Eric Nordstrom, the former Regional Security Officer at the U.S. Embassy in Libya, told congressional investigators looking into the murder of four Americans in Benghazi, Libya, on Sept. 11, that the State Department was eager for the American diplomatic presence in Libya to reduce its American security footprint and to rely more on locals, sources tell ABC News. A senior State Department official denies the charge.
In an email from Nordstrom from earlier this month obtained by ABC News, the former Regional Security Officer referred to a list of 230 security incidents in Libya that took place between June 2011 and July 2012, writing that "(t)hese incidents paint a clear picture that the environment in Libya was fragile at best and could degrade quickly. Certainly, not an environment where post should be directed to 'normalize' operations and reduce security resources in accordance with an artificial time table."

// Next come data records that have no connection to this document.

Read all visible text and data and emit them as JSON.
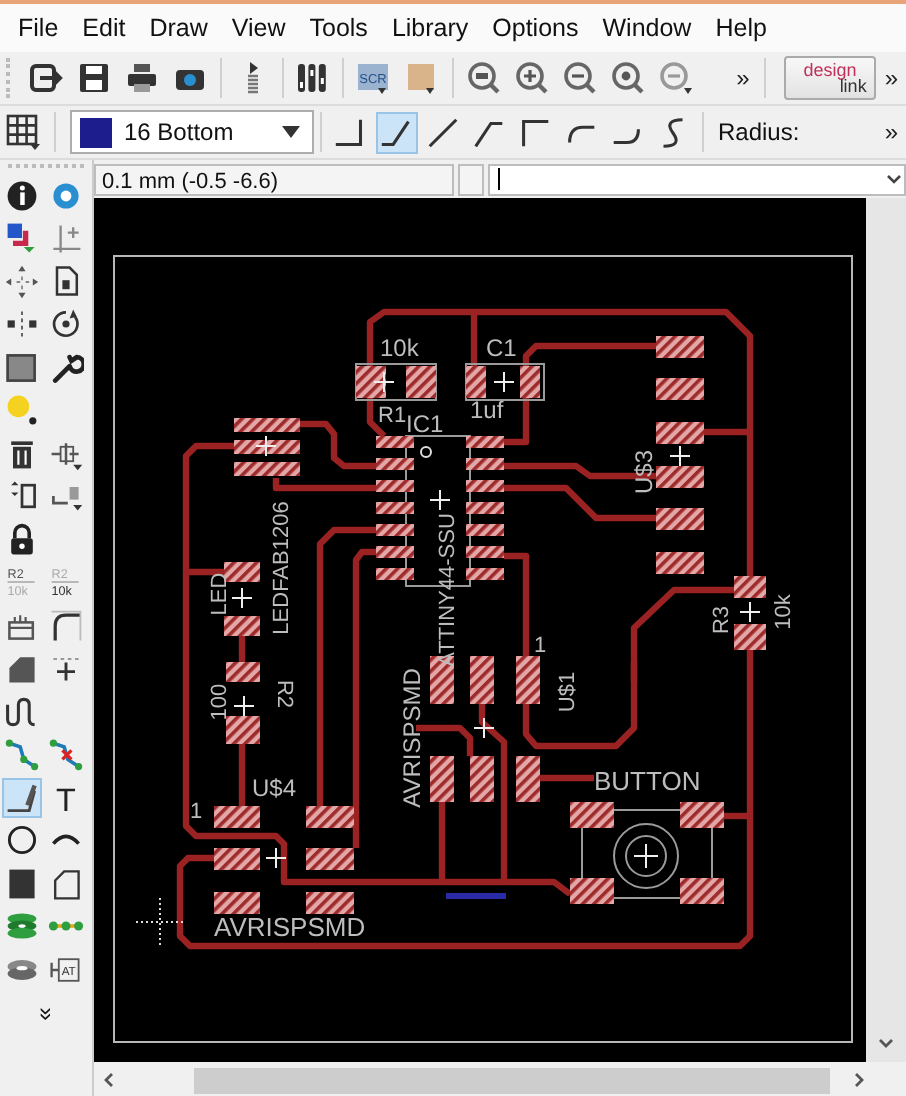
{
  "menu": [
    "File",
    "Edit",
    "Draw",
    "View",
    "Tools",
    "Library",
    "Options",
    "Window",
    "Help"
  ],
  "toolbar": {
    "script_label": "SCR",
    "overflow": "»",
    "design_link": {
      "line1": "design",
      "line2": "link"
    },
    "overflow_end": "»"
  },
  "parameter_bar": {
    "layer": "16 Bottom",
    "bend_styles": [
      {
        "selected": false
      },
      {
        "selected": true
      },
      {
        "selected": false
      },
      {
        "selected": false
      },
      {
        "selected": false
      },
      {
        "selected": false
      },
      {
        "selected": false
      },
      {
        "selected": false
      }
    ],
    "radius_label": "Radius:",
    "overflow": "»"
  },
  "command_bar": {
    "coordinates": "0.1 mm (-0.5 -6.6)"
  },
  "left_toolbar": {
    "rows": [
      [
        {
          "selected": false
        },
        {
          "selected": false
        }
      ],
      [
        {
          "selected": false
        },
        {
          "selected": false
        }
      ],
      [
        {
          "selected": false
        },
        {
          "selected": false
        }
      ],
      [
        {
          "selected": false
        },
        {
          "selected": false
        }
      ],
      [
        {
          "selected": false
        },
        {
          "selected": false
        }
      ],
      [
        {
          "selected": false
        }
      ],
      [
        {
          "selected": false
        },
        {
          "selected": false
        }
      ],
      [
        {
          "selected": false
        },
        {
          "selected": false
        }
      ],
      [
        {
          "selected": false
        }
      ],
      [
        {
          "selected": false,
          "caption": "R2",
          "subcaption": "10k"
        },
        {
          "selected": false,
          "caption": "R2",
          "subcaption": "10k"
        }
      ],
      [
        {
          "selected": false
        },
        {
          "selected": false
        }
      ],
      [
        {
          "selected": false
        },
        {
          "selected": false
        }
      ],
      [
        {
          "selected": false
        }
      ],
      [
        {
          "selected": false
        },
        {
          "selected": false
        }
      ],
      [
        {
          "selected": true
        },
        {
          "selected": false,
          "glyph": "T"
        }
      ],
      [
        {
          "selected": false
        },
        {
          "selected": false
        }
      ],
      [
        {
          "selected": false
        },
        {
          "selected": false
        }
      ],
      [
        {
          "selected": false
        },
        {
          "selected": false
        }
      ],
      [
        {
          "selected": false
        },
        {
          "selected": false,
          "caption": "AT"
        }
      ]
    ],
    "more": "»"
  },
  "board": {
    "labels": [
      {
        "text": "10k"
      },
      {
        "text": "C1"
      },
      {
        "text": "R1"
      },
      {
        "text": "IC1"
      },
      {
        "text": "1uf"
      },
      {
        "text": "U$3"
      },
      {
        "text": "LEDFAB1206"
      },
      {
        "text": "LED"
      },
      {
        "text": "100"
      },
      {
        "text": "R2"
      },
      {
        "text": "ATTINY44-SSU"
      },
      {
        "text": "AVRISPSMD"
      },
      {
        "text": "1"
      },
      {
        "text": "U$1"
      },
      {
        "text": "R3"
      },
      {
        "text": "10k"
      },
      {
        "text": "U$4"
      },
      {
        "text": "1"
      },
      {
        "text": "BUTTON"
      },
      {
        "text": "AVRISPSMD"
      }
    ]
  }
}
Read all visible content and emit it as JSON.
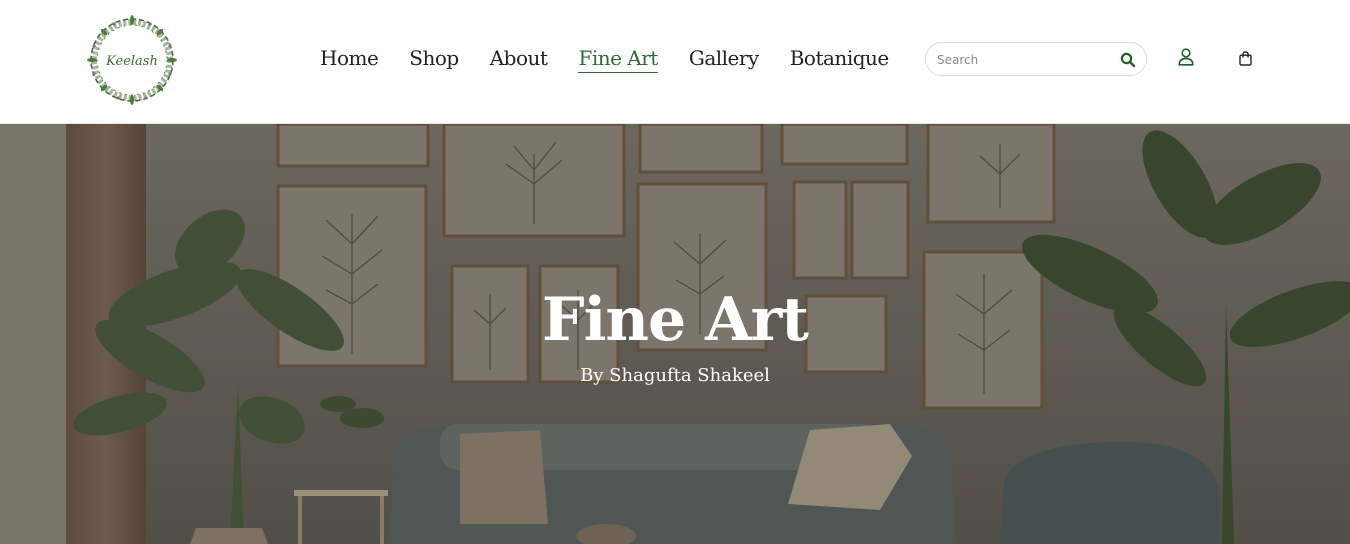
{
  "brand": {
    "logo_text": "Keelash",
    "logo_icon": "wreath-logo-icon"
  },
  "nav": {
    "items": [
      {
        "label": "Home"
      },
      {
        "label": "Shop"
      },
      {
        "label": "About"
      },
      {
        "label": "Fine Art"
      },
      {
        "label": "Gallery"
      },
      {
        "label": "Botanique"
      }
    ],
    "active": "Fine Art"
  },
  "search": {
    "placeholder": "Search",
    "value": "",
    "icon": "search-icon"
  },
  "actions": {
    "user_icon": "user-icon",
    "cart_icon": "shopping-bag-icon"
  },
  "hero": {
    "title": "Fine Art",
    "subtitle": "By Shagufta Shakeel"
  },
  "colors": {
    "accent": "#2f6b35",
    "nav_text": "#222222",
    "hero_text": "#ffffff"
  }
}
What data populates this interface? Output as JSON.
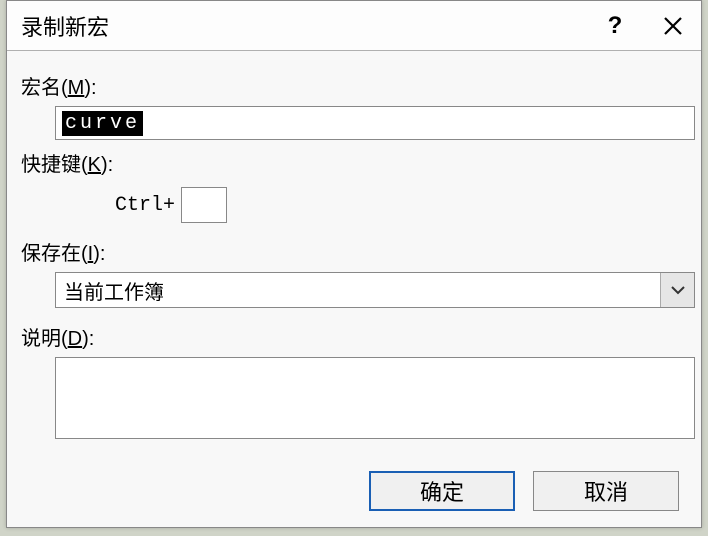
{
  "dialog": {
    "title": "录制新宏",
    "help_symbol": "?",
    "macro_name": {
      "label_pre": "宏名(",
      "mnemo": "M",
      "label_post": "):",
      "value": "curve"
    },
    "shortcut": {
      "label_pre": "快捷键(",
      "mnemo": "K",
      "label_post": "):",
      "prefix": "Ctrl+",
      "value": ""
    },
    "store_in": {
      "label_pre": "保存在(",
      "mnemo": "I",
      "label_post": "):",
      "selected": "当前工作簿"
    },
    "description": {
      "label_pre": "说明(",
      "mnemo": "D",
      "label_post": "):",
      "value": ""
    },
    "buttons": {
      "ok": "确定",
      "cancel": "取消"
    }
  }
}
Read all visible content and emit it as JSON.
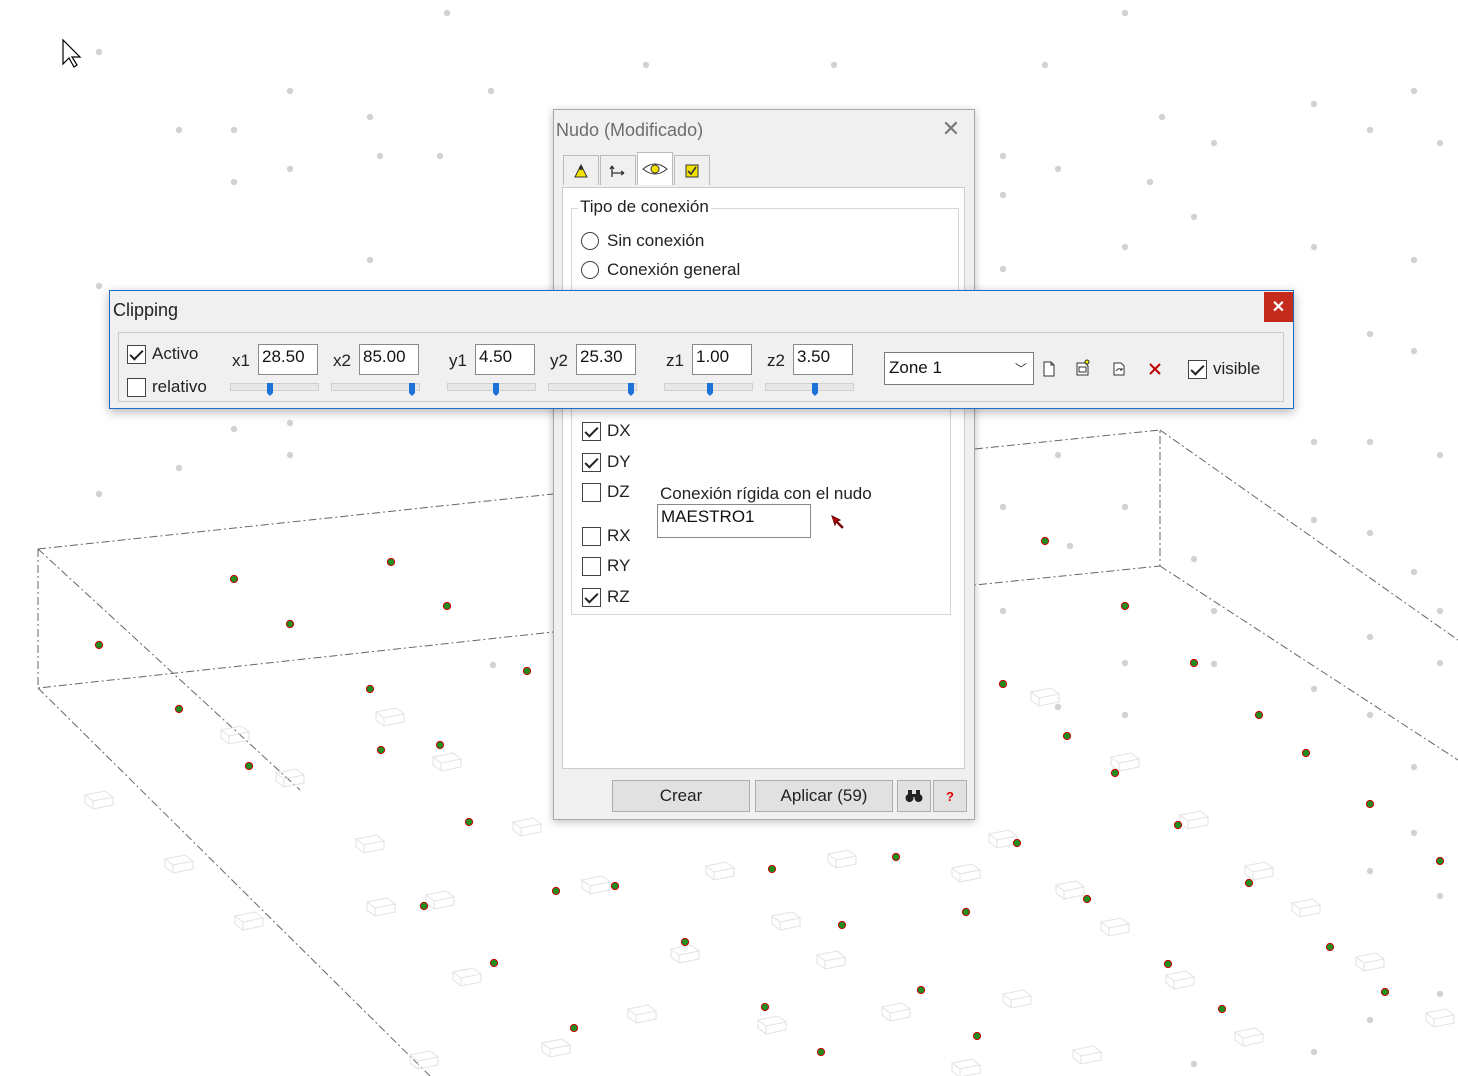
{
  "nodo_dialog": {
    "title": "Nudo (Modificado)",
    "tabs": [
      {
        "icon": "support-icon"
      },
      {
        "icon": "axes-icon"
      },
      {
        "icon": "connection-eye-icon"
      },
      {
        "icon": "checkbox-tab-icon"
      }
    ],
    "connection_group": {
      "title": "Tipo de conexión",
      "options": [
        {
          "label": "Sin conexión",
          "selected": false
        },
        {
          "label": "Conexión general",
          "selected": false
        }
      ]
    },
    "dof": [
      {
        "label": "DX",
        "checked": true
      },
      {
        "label": "DY",
        "checked": true
      },
      {
        "label": "DZ",
        "checked": false
      },
      {
        "label": "RX",
        "checked": false
      },
      {
        "label": "RY",
        "checked": false
      },
      {
        "label": "RZ",
        "checked": true
      }
    ],
    "rigid_label": "Conexión rígida con el nudo",
    "rigid_value": "MAESTRO1",
    "buttons": {
      "crear": "Crear",
      "aplicar": "Aplicar (59)",
      "help": "?"
    }
  },
  "clipping_dialog": {
    "title": "Clipping",
    "activo": {
      "label": "Activo",
      "checked": true
    },
    "relativo": {
      "label": "relativo",
      "checked": false
    },
    "fields": [
      {
        "label": "x1",
        "value": "28.50",
        "slider_fraction": 0.45
      },
      {
        "label": "x2",
        "value": "85.00",
        "slider_fraction": 0.95
      },
      {
        "label": "y1",
        "value": "4.50",
        "slider_fraction": 0.55
      },
      {
        "label": "y2",
        "value": "25.30",
        "slider_fraction": 0.97
      },
      {
        "label": "z1",
        "value": "1.00",
        "slider_fraction": 0.52
      },
      {
        "label": "z2",
        "value": "3.50",
        "slider_fraction": 0.57
      }
    ],
    "zone": "Zone 1",
    "visible": {
      "label": "visible",
      "checked": true
    },
    "tool_icons": [
      "new-page-icon",
      "edit-zone-icon",
      "refresh-zone-icon",
      "delete-icon"
    ]
  },
  "colors": {
    "node_fill": "#228b22",
    "node_stroke": "#cc0000",
    "close_red": "#c42b1c",
    "accent_blue": "#1e73d8"
  }
}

The list - which you can read HERE - concludes that the "risk of U.S. Mission personnel, private U.S. citizens, and businesspersons encountering an isolating event as a result of militia or political violence is HIGH. The Government of Libya does not yet have the ability to effectively respond to and manage the rising criminal and militia related violence, which could result in an isolating event." It continues: "Local officials remain concerned with the chaos and radicalization that could result from protracted civil conflict in Libya. Neighboring countries fear extremist groups who could take advantage of the political violence and chaos should Libya become a failed state."
In addition, Nordstrom has told investigators, they say, that State Department Deputy Assistant Director for International Programs Charlene Lamb told him she didn't want to see the Embassy request another extension of the Security Support Team, the 16-member group of special operations soldiers who left the country in August. On Monday, ABC News reported that the commander of that group, Lieutenant Colonel Andrew Wood, wanted to stay in Libya, and that according to Wood, U.S. Ambassador to Libya Chris Stevens - one of the four Americans killed - wanted him to stay as well.
The State Department has noted that no Regional Security Officer ever requested for the SST to stay past August, and that there was no net loss of American security personnel after the SST left. A senior State Department official says that Lamb denies ever conveying such a message to Nordstrom. (For more on that story click HERE.)
Nordstrom in the October 1, 2012, email, obtained by ABC News, wrote that the "number of incidents that targeted diplomatic missions and underscored the GoL's " - Government of Libya's - "inability to secure and protect diplomatic missions. This was a significant part of Post's and my argument for maintaining continued DS and DOD" - Diplomatic Security and Department of Defense - "security assets into Sept/Oct 2012; the GoL was overwhelmed and could not guarantee our protection. Sadly, that point was reaffirmed on Sept 11, 2012 in Benghazi."
House Republicans say that U.S. State Department officials were pushing diplomats in Libya to lessen their security and that these documents buttress that argument. The House Oversight and Government Reform Committee will hold hearings on the matter tomorrow.
"There was a clear disconnect between what security officials on the ground felt they needed and what officials in Washington would approve," House Oversight and Government Reform Committee Chairman Darrell Issa, R-Calif., said in a statement. "Reports that senior State Department officials told security personnel in Libya to not even make certain security requests are especially troubling. Many American diplomats still serve in dangerous areas and it is important for the Committee to determine if the State Department is taking appropriate steps to address systemic deficiencies."